I flew another 2.3 yesterday and tried landing on different lakes for the first time, I dropped in at a friends place for a coffee and to warm up because it was very cold. I did numerous landings just to get the feel of things, the lakes have hardly any snow and lots of ice patches so cross wind landings were a challenge to keep the aircraft tracking straight. I will post a takeoff and landing from in the cockpit so viewers can hear and see the chattering from the skis.

In one of your hangar shots there is a partial view of a motorcycle, generally a motorcycle and heated vest equates to a BMW rider... yes? I have an Aerostich heated vest and never thought to use it in the aircraft. It allows me to keep riding even into freezing temperatures and while only drawing 45W and 3.3 amps my electrical system can handle it.

http://www.aerostich.com/clothing/heate ... -vest.html

Jack
Jack L
Veteran Member
 
Posts: 104
Joined: Sun Apr 27, 2014 12:10 pm

Re: Time for Skis

Postby Jack L » Tue Jan 27, 2015 2:16 pm

Here is another video from inside the cockpit. You can really hear and see the chattering of the skis on the hard snow and icy surface.

https://www.youtube.com/watch?v=_kJvIGZj-U8
Jack L
Veteran Member
 
Posts: 104
Joined: Sun Apr 27, 2014 12:10 pm

Re: Time for Skis

Postby gkremers » Tue Jan 27, 2015 10:32 pm

Jack,
That is a very generous offer. If I can get a few extra days off I'll let you know. I live on an air park in Zeeland, MI. If your ever out this way we have a couple of extra bedrooms and parking for your plane.

I've noticed a trend with owning airplanes and motorcycles. I have a BMW RT1200 that my wife and I love to ride.

Nice Go Pro video. We are leaving for the Bahamas this weekend so the ski flying will be put on hold for a week or two.

Gary
User avatar
gkremers
Veteran Member
 
Posts: 398
Joined: Sun Aug 08, 2010 8:06 am
Location: Michigan

Re: Time for Skis

Postby av8rps » Mon Feb 02, 2015 11:39 pm

Jack,

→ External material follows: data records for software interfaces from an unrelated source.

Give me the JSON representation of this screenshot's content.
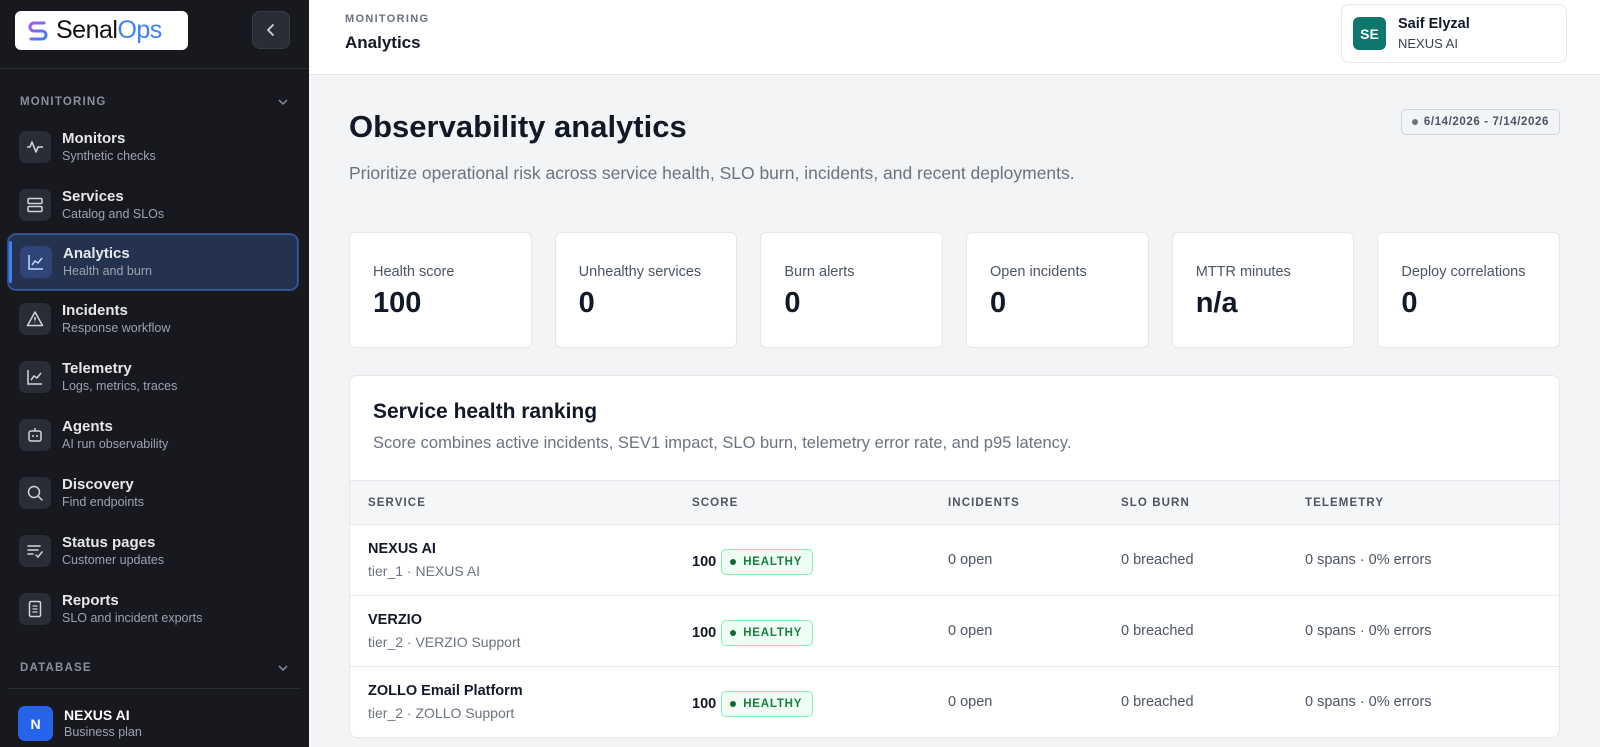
{
  "brand": {
    "name_a": "Senal",
    "name_b": "Ops"
  },
  "sidebar": {
    "monitoring_label": "MONITORING",
    "database_label": "DATABASE",
    "items": [
      {
        "title": "Monitors",
        "sub": "Synthetic checks",
        "icon": "activity-icon"
      },
      {
        "title": "Services",
        "sub": "Catalog and SLOs",
        "icon": "server-icon"
      },
      {
        "title": "Analytics",
        "sub": "Health and burn",
        "icon": "chart-line-icon"
      },
      {
        "title": "Incidents",
        "sub": "Response workflow",
        "icon": "alert-triangle-icon"
      },
      {
        "title": "Telemetry",
        "sub": "Logs, metrics, traces",
        "icon": "trend-icon"
      },
      {
        "title": "Agents",
        "sub": "AI run observability",
        "icon": "bot-icon"
      },
      {
        "title": "Discovery",
        "sub": "Find endpoints",
        "icon": "search-icon"
      },
      {
        "title": "Status pages",
        "sub": "Customer updates",
        "icon": "list-check-icon"
      },
      {
        "title": "Reports",
        "sub": "SLO and incident exports",
        "icon": "document-icon"
      }
    ],
    "org": {
      "initial": "N",
      "name": "NEXUS AI",
      "plan": "Business plan"
    }
  },
  "header": {
    "breadcrumb": "MONITORING",
    "title": "Analytics",
    "user": {
      "initials": "SE",
      "name": "Saif Elyzal",
      "org": "NEXUS AI"
    }
  },
  "main": {
    "title": "Observability analytics",
    "date_range": "6/14/2026 - 7/14/2026",
    "subtitle": "Prioritize operational risk across service health, SLO burn, incidents, and recent deployments.",
    "kpis": [
      {
        "label": "Health score",
        "value": "100"
      },
      {
        "label": "Unhealthy services",
        "value": "0"
      },
      {
        "label": "Burn alerts",
        "value": "0"
      },
      {
        "label": "Open incidents",
        "value": "0"
      },
      {
        "label": "MTTR minutes",
        "value": "n/a"
      },
      {
        "label": "Deploy correlations",
        "value": "0"
      }
    ],
    "ranking": {
      "title": "Service health ranking",
      "subtitle": "Score combines active incidents, SEV1 impact, SLO burn, telemetry error rate, and p95 latency.",
      "columns": [
        "SERVICE",
        "SCORE",
        "INCIDENTS",
        "SLO BURN",
        "TELEMETRY"
      ],
      "rows": [
        {
          "name": "NEXUS AI",
          "meta": "tier_1 · NEXUS AI",
          "score": "100",
          "status": "HEALTHY",
          "incidents": "0 open",
          "slo": "0 breached",
          "telemetry": "0 spans · 0% errors"
        },
        {
          "name": "VERZIO",
          "meta": "tier_2 · VERZIO Support",
          "score": "100",
          "status": "HEALTHY",
          "incidents": "0 open",
          "slo": "0 breached",
          "telemetry": "0 spans · 0% errors"
        },
        {
          "name": "ZOLLO Email Platform",
          "meta": "tier_2 · ZOLLO Support",
          "score": "100",
          "status": "HEALTHY",
          "incidents": "0 open",
          "slo": "0 breached",
          "telemetry": "0 spans · 0% errors"
        }
      ]
    }
  }
}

I was just admiring the pics of your plane and noticed that you don't have the filler strips that attach to tbe sides of the turtledeck cover, filling in the opening between the fuselage and the trailing edge of the wing. I know some will dispute this, but Dean Wilson (designer of the Avid Flyer, the seminal design from where our Highlanders are derived from) once told me that if you don't have those fillers installed that you are losing most of the lift that the top of the cabin provides (approx 12 sq ft, or 10% of toal wing area).. He went on to explain that the low pressure air rushes through the opening on each side of the fuselage causing turbulence on top of cabin, creating loss of lift in that part of the aircraft, and significant additional aerodynamic drag.

So I would suggest you add those couple fairings if you don't already have them. Gee, maybe you will get even better climb and cruise performance? :shock:
av8rps
Veteran Member
 
Posts: 419
Joined: Thu May 12, 2011 5:01 pm

PreviousNext

Return to Just Aircraft

cron